(Exercise requirements): Find all lines with the word "color" in the material, then copy them.

Segment Start: Source data

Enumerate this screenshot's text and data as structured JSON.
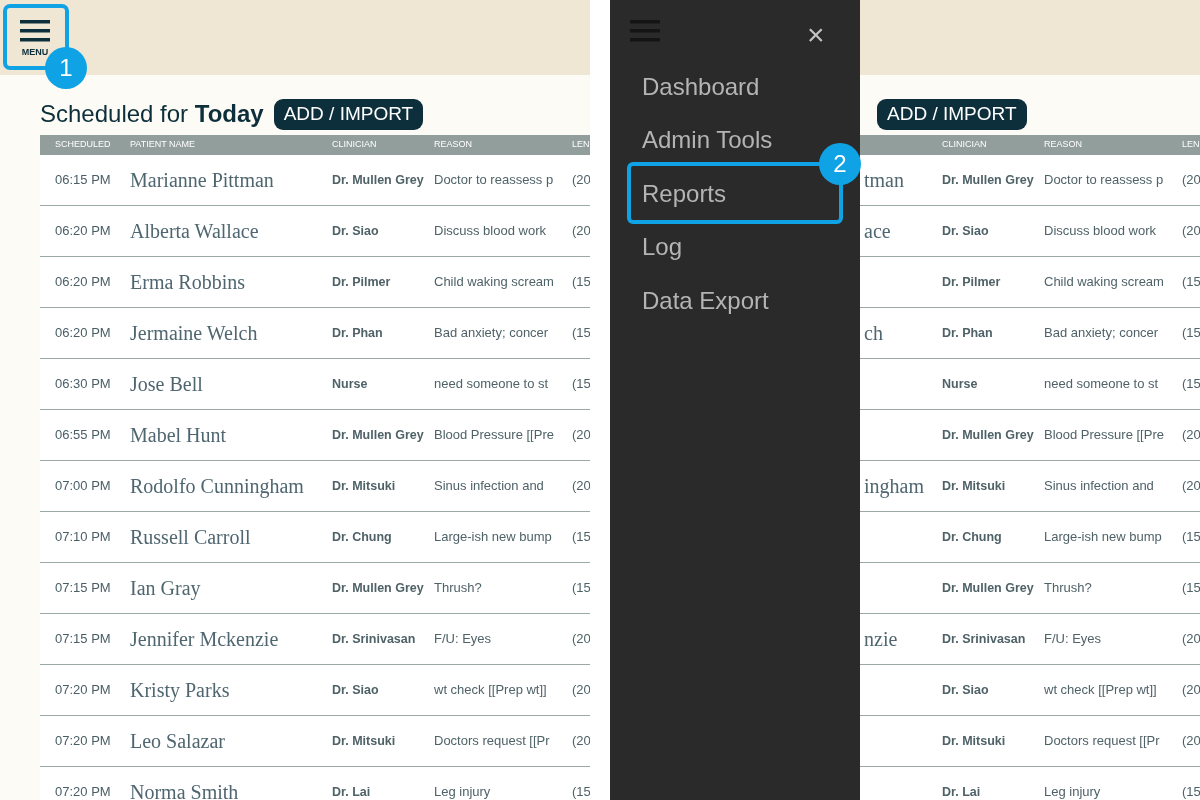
{
  "panels": [
    {
      "badge": "1",
      "header": {
        "menu_label": "MENU",
        "highlighted": true
      },
      "title": "Scheduled for **Today**",
      "add_button": "ADD / IMPORT",
      "table": {
        "columns": [
          "SCHEDULED",
          "PATIENT NAME",
          "CLINICIAN",
          "REASON",
          "LEN"
        ],
        "rows": [
          {
            "time": "06:15 PM",
            "patient": "Marianne Pittman",
            "clinician": "Dr. Mullen Grey",
            "reason": "Doctor to reassess p",
            "length": "(20"
          },
          {
            "time": "06:20 PM",
            "patient": "Alberta Wallace",
            "clinician": "Dr. Siao",
            "reason": "Discuss blood work",
            "length": "(20"
          },
          {
            "time": "06:20 PM",
            "patient": "Erma Robbins",
            "clinician": "Dr. Pilmer",
            "reason": "Child waking scream",
            "length": "(15"
          },
          {
            "time": "06:20 PM",
            "patient": "Jermaine Welch",
            "clinician": "Dr. Phan",
            "reason": "Bad anxiety; concer",
            "length": "(15"
          },
          {
            "time": "06:30 PM",
            "patient": "Jose Bell",
            "clinician": "Nurse",
            "reason": "need someone to st",
            "length": "(15"
          },
          {
            "time": "06:55 PM",
            "patient": "Mabel Hunt",
            "clinician": "Dr. Mullen Grey",
            "reason": "Blood Pressure [[Pre",
            "length": "(20"
          },
          {
            "time": "07:00 PM",
            "patient": "Rodolfo Cunningham",
            "clinician": "Dr. Mitsuki",
            "reason": "Sinus infection and",
            "length": "(20"
          },
          {
            "time": "07:10 PM",
            "patient": "Russell Carroll",
            "clinician": "Dr. Chung",
            "reason": "Large-ish new bump",
            "length": "(15"
          },
          {
            "time": "07:15 PM",
            "patient": "Ian Gray",
            "clinician": "Dr. Mullen Grey",
            "reason": "Thrush?",
            "length": "(15"
          },
          {
            "time": "07:15 PM",
            "patient": "Jennifer Mckenzie",
            "clinician": "Dr. Srinivasan",
            "reason": "F/U: Eyes",
            "length": "(20"
          },
          {
            "time": "07:20 PM",
            "patient": "Kristy Parks",
            "clinician": "Dr. Siao",
            "reason": "wt check [[Prep wt]]",
            "length": "(20"
          },
          {
            "time": "07:20 PM",
            "patient": "Leo Salazar",
            "clinician": "Dr. Mitsuki",
            "reason": "Doctors request [[Pr",
            "length": "(20"
          },
          {
            "time": "07:20 PM",
            "patient": "Norma Smith",
            "clinician": "Dr. Lai",
            "reason": "Leg injury",
            "length": "(15"
          }
        ]
      }
    },
    {
      "badge": "2",
      "add_button": "ADD / IMPORT",
      "table": {
        "columns": [
          "CLINICIAN",
          "REASON",
          "LEN"
        ],
        "rows": [
          {
            "patient_fragment": "tman",
            "clinician": "Dr. Mullen Grey",
            "reason": "Doctor to reassess p",
            "length": "(20"
          },
          {
            "patient_fragment": "ace",
            "clinician": "Dr. Siao",
            "reason": "Discuss blood work",
            "length": "(20"
          },
          {
            "clinician": "Dr. Pilmer",
            "reason": "Child waking scream",
            "length": "(15"
          },
          {
            "patient_fragment": "ch",
            "clinician": "Dr. Phan",
            "reason": "Bad anxiety; concer",
            "length": "(15"
          },
          {
            "clinician": "Nurse",
            "reason": "need someone to st",
            "length": "(15"
          },
          {
            "clinician": "Dr. Mullen Grey",
            "reason": "Blood Pressure [[Pre",
            "length": "(20"
          },
          {
            "patient_fragment": "ingham",
            "clinician": "Dr. Mitsuki",
            "reason": "Sinus infection and",
            "length": "(20"
          },
          {
            "clinician": "Dr. Chung",
            "reason": "Large-ish new bump",
            "length": "(15"
          },
          {
            "clinician": "Dr. Mullen Grey",
            "reason": "Thrush?",
            "length": "(15"
          },
          {
            "patient_fragment": "nzie",
            "clinician": "Dr. Srinivasan",
            "reason": "F/U: Eyes",
            "length": "(20"
          },
          {
            "clinician": "Dr. Siao",
            "reason": "wt check [[Prep wt]]",
            "length": "(20"
          },
          {
            "clinician": "Dr. Mitsuki",
            "reason": "Doctors request [[Pr",
            "length": "(20"
          },
          {
            "clinician": "Dr. Lai",
            "reason": "Leg injury",
            "length": "(15"
          }
        ]
      },
      "drawer": {
        "close": "×",
        "items": [
          {
            "label": "Dashboard",
            "highlighted": false
          },
          {
            "label": "Admin Tools",
            "highlighted": false
          },
          {
            "label": "Reports",
            "highlighted": true
          },
          {
            "label": "Log",
            "highlighted": false
          },
          {
            "label": "Data Export",
            "highlighted": false
          }
        ]
      }
    }
  ]
}
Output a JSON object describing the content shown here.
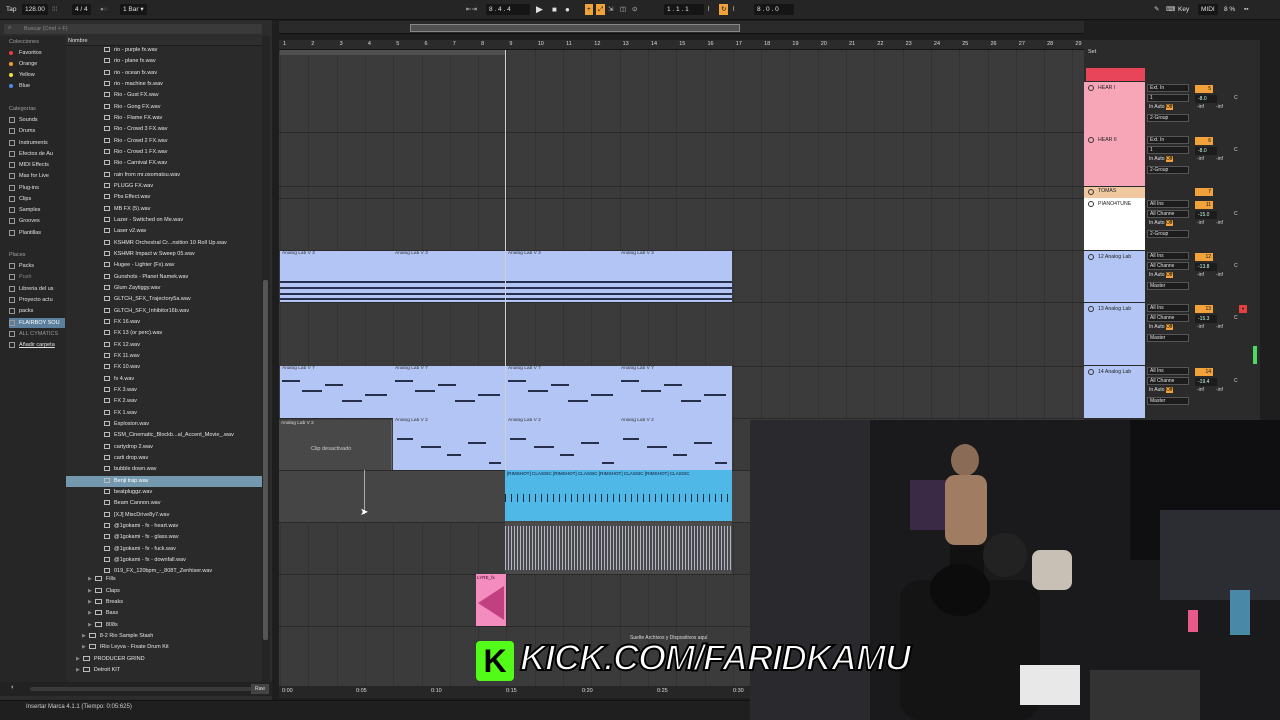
{
  "transport": {
    "tap": "Tap",
    "tempo": "128.00",
    "signature": "4 / 4",
    "rate": "1 Bar",
    "position": "8 .  4 .  4",
    "loop_start": "1 .   1 .   1",
    "loop_len": "8 .   0 .   0",
    "key": "Key",
    "midi": "MIDI",
    "cpu": "8 %"
  },
  "browser": {
    "search_placeholder": "Buscar (Cmd + F)",
    "column_header": "Nombre",
    "collections_header": "Colecciones",
    "collections": [
      {
        "label": "Favoritos",
        "color": "#e84040"
      },
      {
        "label": "Orange",
        "color": "#f0a030"
      },
      {
        "label": "Yellow",
        "color": "#f0e040"
      },
      {
        "label": "Blue",
        "color": "#4a8cf0"
      }
    ],
    "categories_header": "Categorías",
    "categories": [
      "Sounds",
      "Drums",
      "Instruments",
      "Efectos de Au",
      "MIDI Effects",
      "Max for Live",
      "Plug-ins",
      "Clips",
      "Samples",
      "Grooves",
      "Plantillas"
    ],
    "places_header": "Places",
    "places": [
      "Packs",
      "Push",
      "Libreria del us",
      "Proyecto actu",
      "packs",
      "FLAIRBOY SOU",
      "ALL CYMATICS",
      "Añadir carpeta"
    ],
    "files": [
      "rio - purple fx.wav",
      "rio - plane fx.wav",
      "rio - ocean fx.wav",
      "rio - machine fx.wav",
      "Rio - Gust FX.wav",
      "Rio - Gong FX.wav",
      "Rio - Flame FX.wav",
      "Rio - Crowd 3 FX.wav",
      "Rio - Crowd 2 FX.wav",
      "Rio - Crowd 1 FX.wav",
      "Rio - Carnival FX.wav",
      "rain from mr.osomatsu.wav",
      "PLUGG FX.wav",
      "Pbs Effect.wav",
      "MB FX (5).wav",
      "Lazer - Switched on Me.wav",
      "Laser v2.wav",
      "KSHMR  Orchestral  Cr...nsition  10  Roll  Up.wav",
      "KSHMR  Impact  w  Sweep  05.wav",
      "Hugee - Lighter (Fx).wav",
      "Gunshots - Planet Namek.wav",
      "Glum Zaytiggy.wav",
      "GLTCH_SFX_Trajectory5a.wav",
      "GLTCH_SFX_Inhibitor16b.wav",
      "FX 16.wav",
      "FX 13 (or perc).wav",
      "FX 12.wav",
      "FX 11.wav",
      "FX 10.wav",
      "fx 4.wav",
      "FX 3.wav",
      "FX 2.wav",
      "FX 1.wav",
      "Explosion.wav",
      "ESM_Cinematic_Blockb...al_Accent_Movie_.wav",
      "cartydrop 2.wav",
      "carti drop.wav",
      "bubble down.wav",
      "Benji trap.wav",
      "beatpluggz.wav",
      "Beam Cannon.wav",
      "[XJ] MiscDrive8y7.wav",
      "@1gokami - fx - heart.wav",
      "@1gokami - fx - glass.wav",
      "@1gokami - fx - fuck.wav",
      "@1gokami - fx - downfall.wav",
      "019_FX_120bpm_-_808T_Zenhiser.wav"
    ],
    "selected_file": "Benji trap.wav",
    "subfolders": [
      "Fills",
      "Claps",
      "Breaks",
      "Bass",
      "808s"
    ],
    "packs": [
      "8-2 Rio Sample Stash",
      "IRio Leyva - Fixate Drum Kit",
      "PRODUCER GRIND",
      "Detroit KIT"
    ],
    "raw_label": "Raw"
  },
  "arrangement": {
    "ruler": [
      "1",
      "2",
      "3",
      "4",
      "5",
      "6",
      "7",
      "8",
      "9",
      "10",
      "11",
      "12",
      "13",
      "14",
      "15",
      "16",
      "17",
      "18",
      "19",
      "20",
      "21",
      "22",
      "23",
      "24",
      "25",
      "26",
      "27",
      "28",
      "29"
    ],
    "time_labels": [
      "0:00",
      "0:05",
      "0:10",
      "0:15",
      "0:20",
      "0:25",
      "0:30"
    ],
    "clip_names": {
      "analog3": "Analog Lab V 3",
      "analog7": "Analog Lab V 7",
      "analog2": "Analog Lab V 2",
      "deactivated": "Clip desactivado",
      "rimshot": "[RIMSHOT] CLASSIC",
      "lyre": "LYRE_fx"
    },
    "drop_message": "Suelte Archivos y Dispositivos aquí"
  },
  "mixer": {
    "set_label": "Set",
    "tracks": [
      {
        "name": "HEAR I",
        "color": "#f7a6b8",
        "input": "Ext. In",
        "ch": "1",
        "mon": "Auto",
        "out": "2-Group",
        "num": "5",
        "vol": "-8.0",
        "pan": "C",
        "peak": "-inf"
      },
      {
        "name": "HEAR II",
        "color": "#f7a6b8",
        "input": "Ext. In",
        "ch": "1",
        "mon": "Auto",
        "out": "2-Group",
        "num": "6",
        "vol": "-8.0",
        "pan": "C",
        "peak": "-inf"
      },
      {
        "name": "TOMAS",
        "color": "#f0c8a0",
        "num": "7"
      },
      {
        "name": "PIANO4TUNE",
        "color": "#ffffff",
        "input": "All Ins",
        "ch": "All Channe",
        "mon": "Auto",
        "out": "2-Group",
        "num": "11",
        "vol": "-15.0",
        "pan": "C",
        "peak": "-inf"
      },
      {
        "name": "12 Analog Lab",
        "color": "#b3c5f4",
        "input": "All Ins",
        "ch": "All Channe",
        "mon": "Auto",
        "out": "Master",
        "num": "12",
        "vol": "-13.8",
        "pan": "C",
        "peak": "-inf"
      },
      {
        "name": "13 Analog Lab",
        "color": "#b3c5f4",
        "input": "All Ins",
        "ch": "All Channe",
        "mon": "Auto",
        "out": "Master",
        "num": "13",
        "vol": "-15.3",
        "pan": "C",
        "peak": "-inf"
      },
      {
        "name": "14 Analog Lab",
        "color": "#b3c5f4",
        "input": "All Ins",
        "ch": "All Channe",
        "mon": "Auto",
        "out": "Master",
        "num": "14",
        "vol": "-19.4",
        "pan": "C",
        "peak": "-inf"
      }
    ],
    "off_label": "Off",
    "in_label": "In"
  },
  "status": "Insertar Marca 4.1.1 (Tiempo: 0:05:625)",
  "overlay": {
    "brand": "KICK.COM/FARIDKAMU",
    "brand_letter": "K"
  }
}
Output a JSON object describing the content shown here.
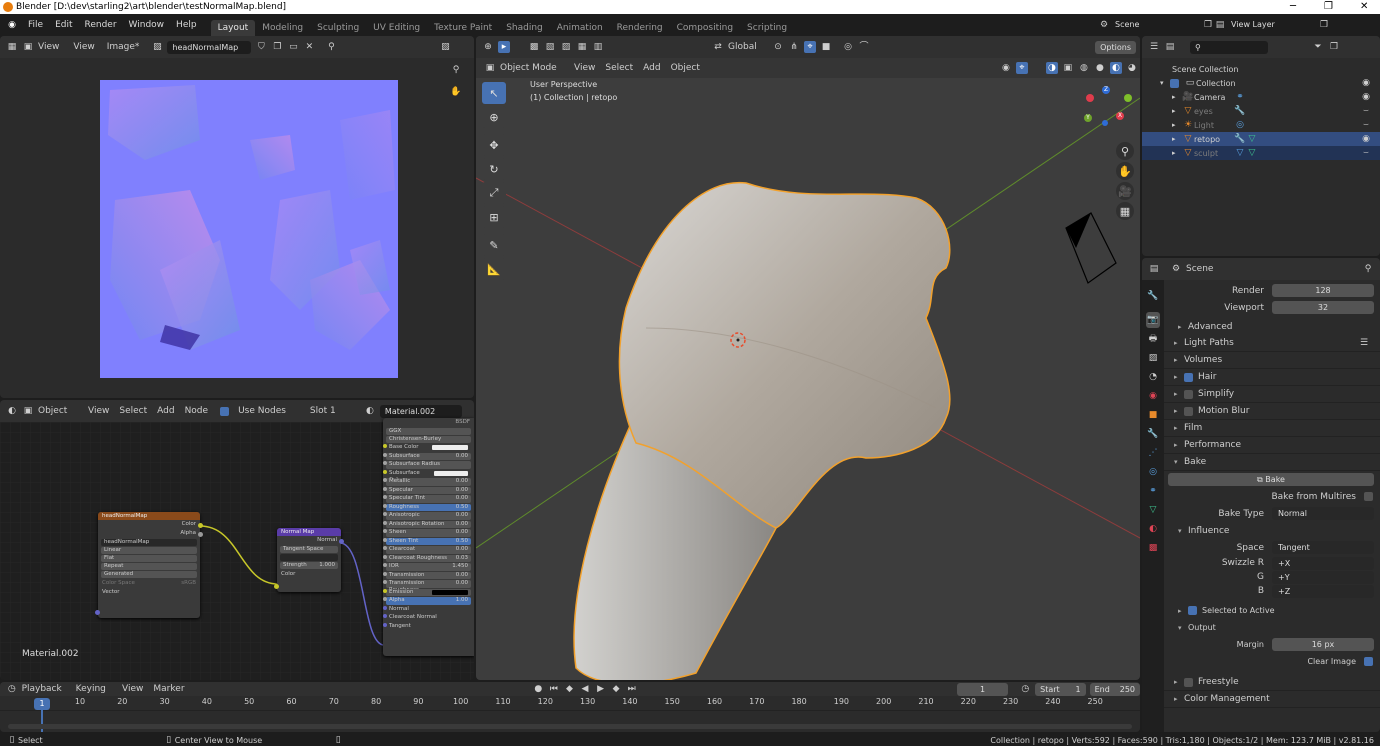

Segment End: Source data

(Exercise solution):
        "color": "#e84040"
        "color": "#f0a030"
        "color": "#f0e040"
        "color": "#4a8cf0"
        "color": "#f7a6b8",
        "color": "#f7a6b8",
        "color": "#f0c8a0",
        "color": "#ffffff",
        "color": "#b3c5f4",
        "color": "#b3c5f4",
        "color": "#b3c5f4",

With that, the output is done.